The listed investment company, which is run by the family that founded Washington H. Soul Pattinson & Co, believes underperforming resources companies will claw their way back into investors' good books as market volatility settles.
BKI is confident major Australian resources companies exposed to commodities such as oil, coal and copper in particular will bounce back as the imbalance between supply and demand is adjusted and the Australian dollar declines further.
"They're all cyclical and they'll rebound although until we see increased demand for iron ore, copper, and coal in particular, it's going to be difficult," Tom Millner, chief executive of BKI, said.
"But that could be only 12 to 18 months away – there will be an opportunity to buy more BHP Billiton for instance, but I think it's a bit early yet."
Shares in companies such as Rio Tinto and BHP Billiton have plunged 24 per cent and 40 per cent respectively in the past 12 months, compared with the 7.4 per cent falls of the benchmark S&P/ASX200 index.
The companies, along with other commodities stocks such as Santos, Fortescue Metals and Woodside Petroleum, have taken a battering as China's economy goes through major change. transitions its economy.
BKI, which invests across the sharemarket, has been underweight resources, energy and materials companies. The company has less than 10 per cent of its portfolio exposed to resources.
The investment company unveiled a $21.38 million profit before special investment revenue for the six months to December – up from $20.8 million in December 2014. The company held stakes in 56 companies including Commonwealth Bank of Australia, Telstra Corporation, retail group Wesfarmers, insurer IAG and Ramsay Healthcare at the end of last year.
BKI's portfolio returned 10.9 per cent for the half year compared with the S&P/ASX300 Accumulation Index's 2.8 per cent gains over the same period.
Investors will pocket a 3.6¢ per share dividend for the period, up from 3.55¢ in 2014.
BKI's results, like many of its listed investment company peers, come amid a period of extreme volatility across investment markets.
The International Monetary Fund slashed its global growth forecasts for the next two years as it pencils in sharper than expected slowdowns in commodity-exporting emerging markets. But the IMF is still forecasting an increase in world growth to 3.4 per cent this year and 3.6 per cent in 2017, compared with 3.1 per cent last year.
Meanwhile, the Reserve Bank of Australia is keeping interest rates at a record low 2 per cent.
"We expect the low interest rate environment in Australia to continue for some time," BKI said in an update to investors.
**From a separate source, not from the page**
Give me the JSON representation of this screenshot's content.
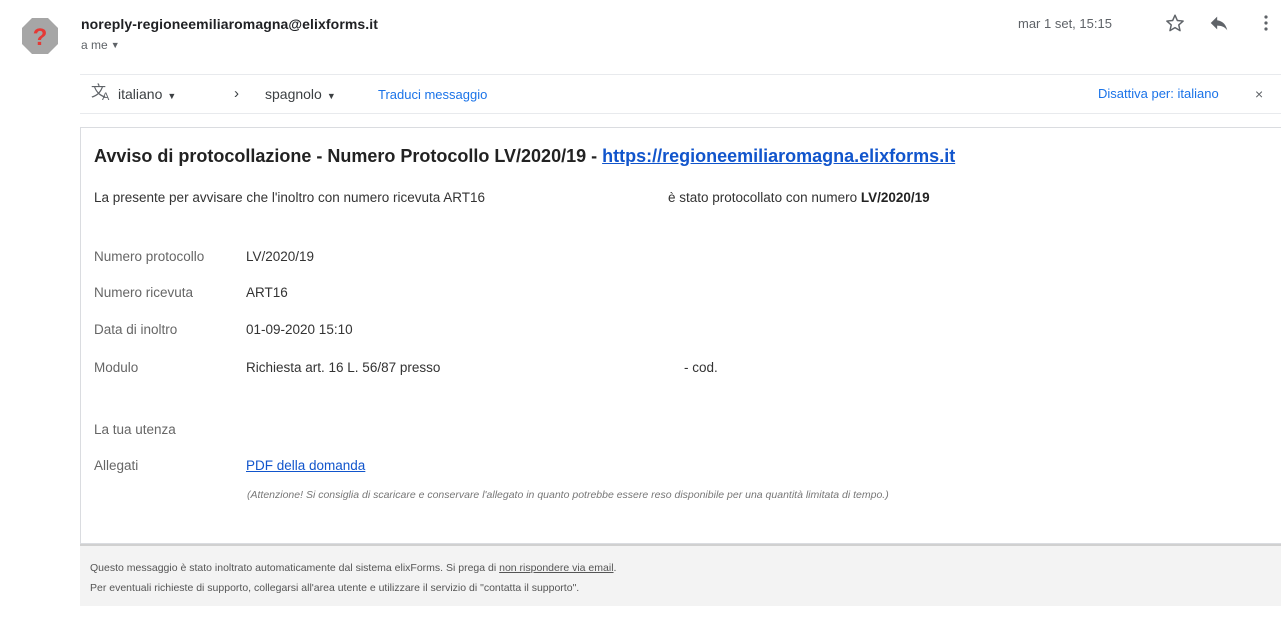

"Once again, the most sought after equity investments are likely to be those companies offering quality and sustainable dividend yields, with robust balance sheets and that are well managed."